Nonparametric and distributed decision-making models with applications to functional and spatial data analysis
THURSDAY, January 15th, 2009 at 4.10pm, MSB 1147 (Colloquium Room)
Refreshments: 3.30pm, MSB 4110 (Statistics Lounge)
(Dept. Statistical Science,
Title: Nonparametric and distributed decision-making models with applications to functional and spatial data analysis
Abstract: I will present two statistical methods for modeling and decision-making with functional and spatial data. The first method is concerned with a class of nonparametric labeling processes for clustering and partitioning curves and surfaces. The labeling process provides a flexible prior for a hierarchical latent variable model, which posits that a collection of curves can be described in terms of a number of typical canonical behaviors, whereas the canonical curve allocation is driven by the latent labeling process.

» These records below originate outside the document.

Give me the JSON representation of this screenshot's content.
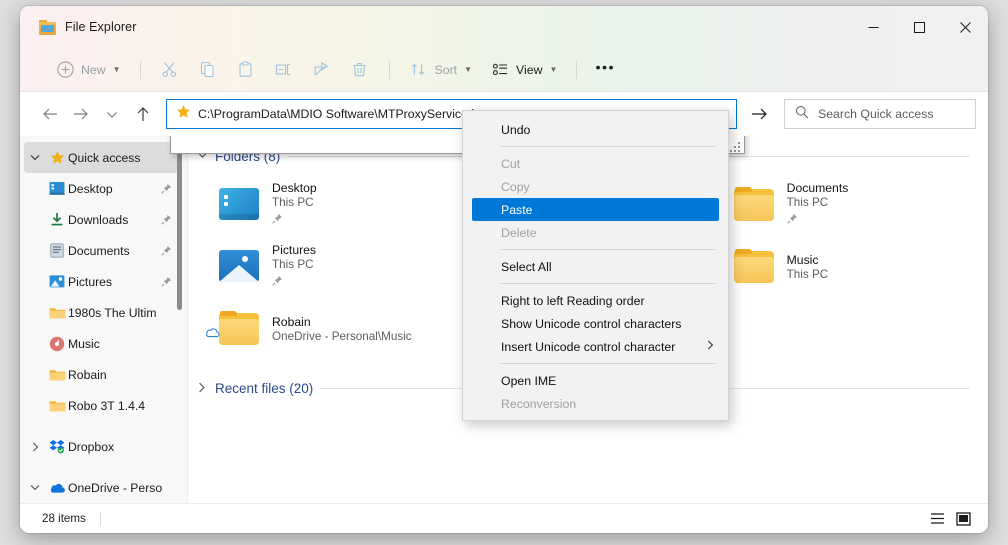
{
  "window": {
    "title": "File Explorer",
    "icon": "folder-icon",
    "controls": {
      "minimize": "minimize-icon",
      "maximize": "maximize-icon",
      "close": "close-icon"
    }
  },
  "commandbar": {
    "new_label": "New",
    "sort_label": "Sort",
    "view_label": "View",
    "more_label": "•••",
    "icons": {
      "new": "plus-circle-icon",
      "cut": "scissors-icon",
      "copy": "copy-icon",
      "paste": "paste-icon",
      "rename": "rename-icon",
      "share": "share-icon",
      "delete": "trash-icon",
      "sort": "sort-arrows-icon",
      "view": "view-list-icon"
    }
  },
  "navbar": {
    "back": "back-arrow-icon",
    "forward": "forward-arrow-icon",
    "recent": "chevron-down-icon",
    "up": "up-arrow-icon",
    "address_value": "C:\\ProgramData\\MDIO Software\\MTProxyService.log",
    "address_star": "star-icon",
    "address_chevron": "chevron-down-icon",
    "go": "go-arrow-icon",
    "search_placeholder": "Search Quick access",
    "search_icon": "search-icon"
  },
  "sidebar": {
    "items": [
      {
        "label": "Quick access",
        "icon": "star-icon",
        "expander": "chevron-down",
        "pinned": false,
        "selected": true,
        "indent": 0
      },
      {
        "label": "Desktop",
        "icon": "desktop-icon",
        "expander": "",
        "pinned": true,
        "selected": false,
        "indent": 1
      },
      {
        "label": "Downloads",
        "icon": "download-icon",
        "expander": "",
        "pinned": true,
        "selected": false,
        "indent": 1
      },
      {
        "label": "Documents",
        "icon": "documents-icon",
        "expander": "",
        "pinned": true,
        "selected": false,
        "indent": 1
      },
      {
        "label": "Pictures",
        "icon": "pictures-icon",
        "expander": "",
        "pinned": true,
        "selected": false,
        "indent": 1
      },
      {
        "label": "1980s The Ultim",
        "icon": "folder-icon",
        "expander": "",
        "pinned": false,
        "selected": false,
        "indent": 1
      },
      {
        "label": "Music",
        "icon": "music-icon",
        "expander": "",
        "pinned": false,
        "selected": false,
        "indent": 1
      },
      {
        "label": "Robain",
        "icon": "folder-icon",
        "expander": "",
        "pinned": false,
        "selected": false,
        "indent": 1
      },
      {
        "label": "Robo 3T 1.4.4",
        "icon": "folder-icon",
        "expander": "",
        "pinned": false,
        "selected": false,
        "indent": 1
      },
      {
        "label": "Dropbox",
        "icon": "dropbox-icon",
        "expander": "chevron-right",
        "pinned": false,
        "selected": false,
        "indent": 0
      },
      {
        "label": "OneDrive - Perso",
        "icon": "onedrive-icon",
        "expander": "chevron-down",
        "pinned": false,
        "selected": false,
        "indent": 0
      }
    ]
  },
  "content": {
    "groups": [
      {
        "title": "Folders (8)",
        "expanded": true,
        "chevron": "chevron-down"
      },
      {
        "title": "Recent files (20)",
        "expanded": false,
        "chevron": "chevron-right"
      }
    ],
    "tiles": [
      {
        "name": "Desktop",
        "sub": "This PC",
        "icon": "desktop-folder-icon",
        "pinned": true,
        "cloud": false
      },
      {
        "name": "",
        "sub": "",
        "icon": "excel-folder-icon",
        "pinned": false,
        "cloud": false
      },
      {
        "name": "Documents",
        "sub": "This PC",
        "icon": "folder-icon",
        "pinned": true,
        "cloud": false
      },
      {
        "name": "Pictures",
        "sub": "This PC",
        "icon": "pictures-folder-icon",
        "pinned": true,
        "cloud": false
      },
      {
        "name": "",
        "sub": "",
        "icon": "folder-icon",
        "pinned": false,
        "cloud": false
      },
      {
        "name": "Music",
        "sub": "This PC",
        "icon": "folder-icon",
        "pinned": true,
        "cloud": false
      },
      {
        "name": "Robain",
        "sub": "OneDrive - Personal\\Music",
        "icon": "folder-icon",
        "pinned": false,
        "cloud": true
      },
      {
        "name": "",
        "sub": "",
        "icon": "folder-icon",
        "pinned": false,
        "cloud": false
      }
    ]
  },
  "context_menu": {
    "items": [
      {
        "label": "Undo",
        "state": "enabled",
        "submenu": false,
        "sep_after": true
      },
      {
        "label": "Cut",
        "state": "disabled",
        "submenu": false,
        "sep_after": false
      },
      {
        "label": "Copy",
        "state": "disabled",
        "submenu": false,
        "sep_after": false
      },
      {
        "label": "Paste",
        "state": "highlight",
        "submenu": false,
        "sep_after": false
      },
      {
        "label": "Delete",
        "state": "disabled",
        "submenu": false,
        "sep_after": true
      },
      {
        "label": "Select All",
        "state": "enabled",
        "submenu": false,
        "sep_after": true
      },
      {
        "label": "Right to left Reading order",
        "state": "enabled",
        "submenu": false,
        "sep_after": false
      },
      {
        "label": "Show Unicode control characters",
        "state": "enabled",
        "submenu": false,
        "sep_after": false
      },
      {
        "label": "Insert Unicode control character",
        "state": "enabled",
        "submenu": true,
        "sep_after": true
      },
      {
        "label": "Open IME",
        "state": "enabled",
        "submenu": false,
        "sep_after": false
      },
      {
        "label": "Reconversion",
        "state": "disabled",
        "submenu": false,
        "sep_after": false
      }
    ],
    "highlight_color": "#0078d7",
    "submenu_marker": "chevron-right-icon"
  },
  "statusbar": {
    "item_count": "28 items",
    "views": [
      {
        "icon": "list-view-icon",
        "active": false
      },
      {
        "icon": "detail-view-icon",
        "active": true
      }
    ]
  }
}
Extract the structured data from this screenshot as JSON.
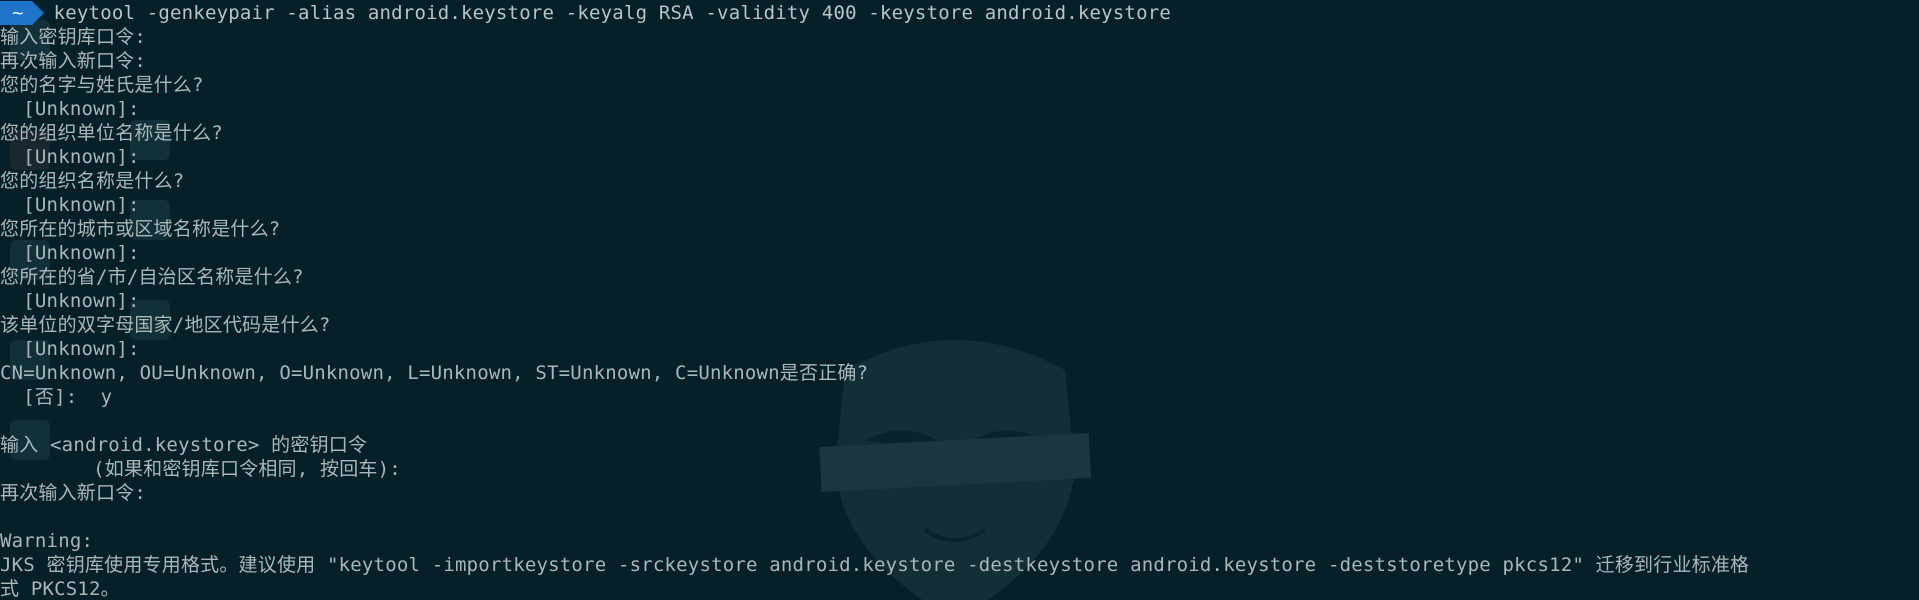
{
  "prompt": {
    "dir_symbol": "~",
    "command": "keytool -genkeypair -alias android.keystore -keyalg RSA -validity 400 -keystore android.keystore"
  },
  "output_lines": [
    "输入密钥库口令:",
    "再次输入新口令:",
    "您的名字与姓氏是什么?",
    "  [Unknown]:",
    "您的组织单位名称是什么?",
    "  [Unknown]:",
    "您的组织名称是什么?",
    "  [Unknown]:",
    "您所在的城市或区域名称是什么?",
    "  [Unknown]:",
    "您所在的省/市/自治区名称是什么?",
    "  [Unknown]:",
    "该单位的双字母国家/地区代码是什么?",
    "  [Unknown]:",
    "CN=Unknown, OU=Unknown, O=Unknown, L=Unknown, ST=Unknown, C=Unknown是否正确?",
    "  [否]:  y",
    "",
    "输入 <android.keystore> 的密钥口令",
    "        (如果和密钥库口令相同, 按回车):",
    "再次输入新口令:",
    "",
    "Warning:",
    "JKS 密钥库使用专用格式。建议使用 \"keytool -importkeystore -srckeystore android.keystore -destkeystore android.keystore -deststoretype pkcs12\" 迁移到行业标准格",
    "式 PKCS12。"
  ],
  "colors": {
    "background": "#062029",
    "text": "#aab6b8",
    "prompt_bg": "#1e74c9"
  }
}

The spatial dependence of labels
is driven by the use of a latent Gaussian process, while label sharing across
curve collection is enabled by the use of a Dirichlet process. Model fitting is
challenging, and a variational Bayesian inference method is proposed to obtain a
surrogate "Gibbs posterior" update embedded within an MCMC algorithm. In the
variational methodology, posterior inference can be implicitly viewed as
optimization over the space of posterior distributions. This view allows us to
modify the underlying optimization (e.g., the loss function and/or the
The second method addresses the issue of efficient statistical inference that arises in a distributed data collection and processing system. This problem is motivated by an application of distributed detection in a wireless sensor network. In this application the goal is to infer about the local decision rules at individual sensors, as well as the global decision at the base station, so as to minimize a predictive error criterion (e.g., 0-1 loss). I will present a theory of equivalent surrogate loss functions using a link between loss functions and information-theoretic divergence functionals. This theory allows us to place a range of well-known but somewhat heuristic methods in the signal processing literature on a firm statistical decision-theoretic framework. Moreover, it allows us to derive an efficient joint estimation algorithm for distributed detection by considering convex surrogate loss functions that are equivalent to the 0-1 loss.